The application of learning skills in an engineering
The feedback from both current and former students as well as
programme staff is that the module is a success. One observable
trend that has emerged is an improvement in retention of the first
year students. During the 2001/02 academic year, 58 per cent of
first year students were eligible to progress into the second year.
This increased to 61 per cent during the 2003/04 academic year (Costello
2005). At the time of writing, statistics for the 2004/05 academic
year have yet to be published.
Still, as has been pointed out, not all retention issues can be
eliminated, and nor should they be. Instead there should be a monitoring
system to understand the reason(s) for the withdrawal (Moore
2006). This type of monitoring began in the Department of Electrical
Services degree programme three years ago.
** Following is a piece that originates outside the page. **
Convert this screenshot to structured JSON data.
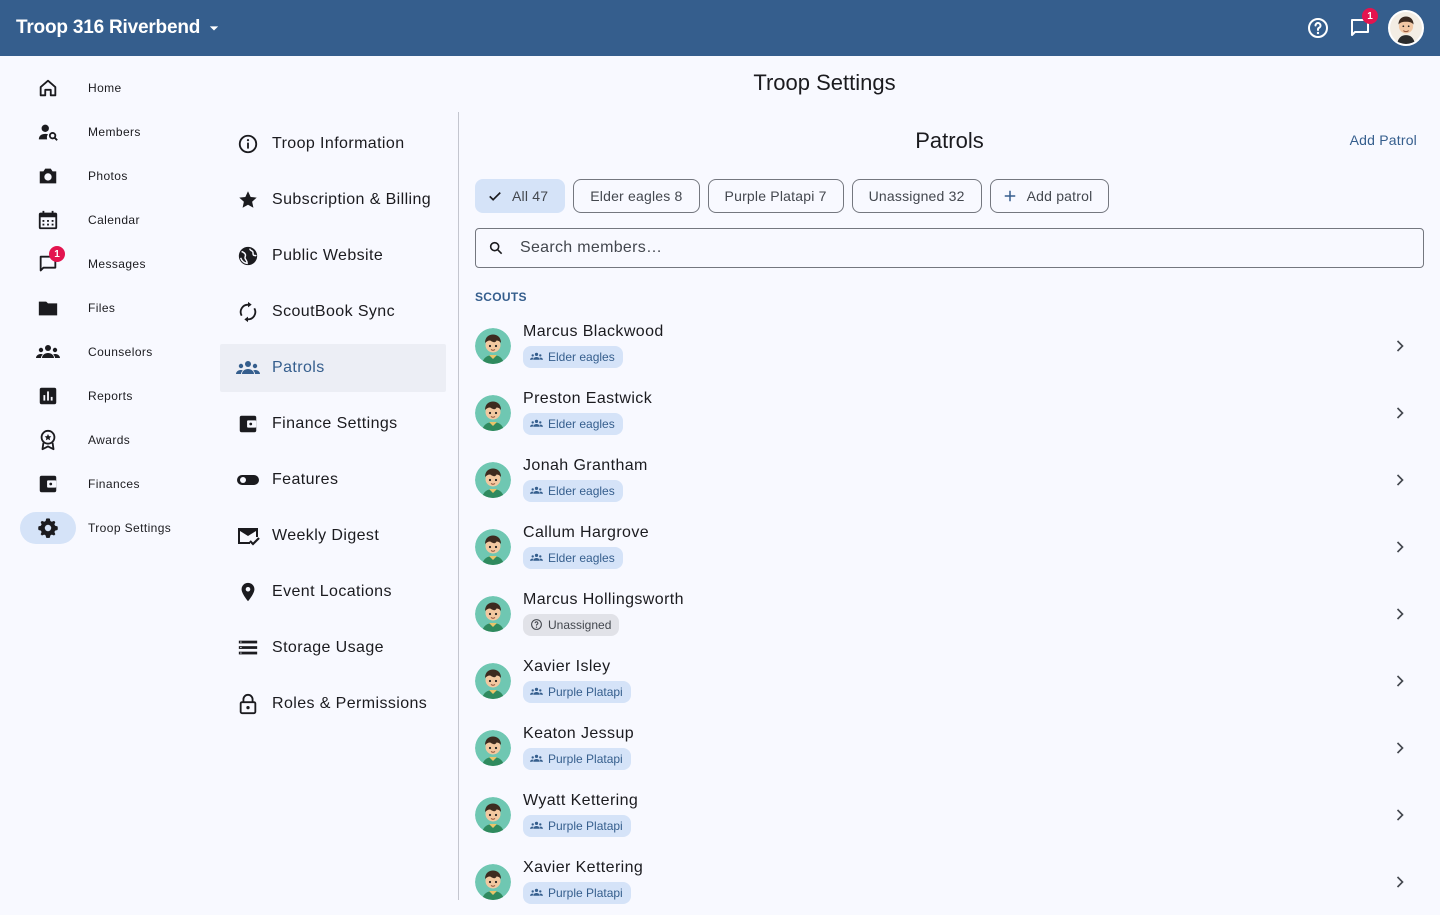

The one main trend that
has emerged is that the majority of first year students have left
this programme to make a lateral move into an Electrical Apprenticeship
Another positive development that has been observed is how at least
80 per cent of graduates have been successful in locating employment
in the area of Electrical Services Engineering. This has been a
constant since the first set of students completed the programme
in 2001. In addition, many of those students who do not enter the
job market immediately choose to continue their studies within other
DIT engineering programmes or other institutions in Ireland and/or
the UK (Harding 2006).
Finally, the module received special recognition and praise from
the Validation Committee during the most recent validation process
in March 2004.
The implementation of learning skills within the core curriculum
of a third level engineering programme can be of benefit to the
current and future needs of the students – in both the academic
and personal arenas. These learning skills have been integrated
into a first and second year ordinary degree programme in the Department
of Electrical Services Engineering in the DIT. Based on qualitative
data it has been shown that retention rates have improved and that
the programme has assisted students with their transition to third
level education. By providing an environment in which to develop
and learn such skills, the Academic Development and Key Skills module
represents a move towards addressing the holistic needs of the student
population. Future research will be conducted in order to measure
the impact of these enhancements.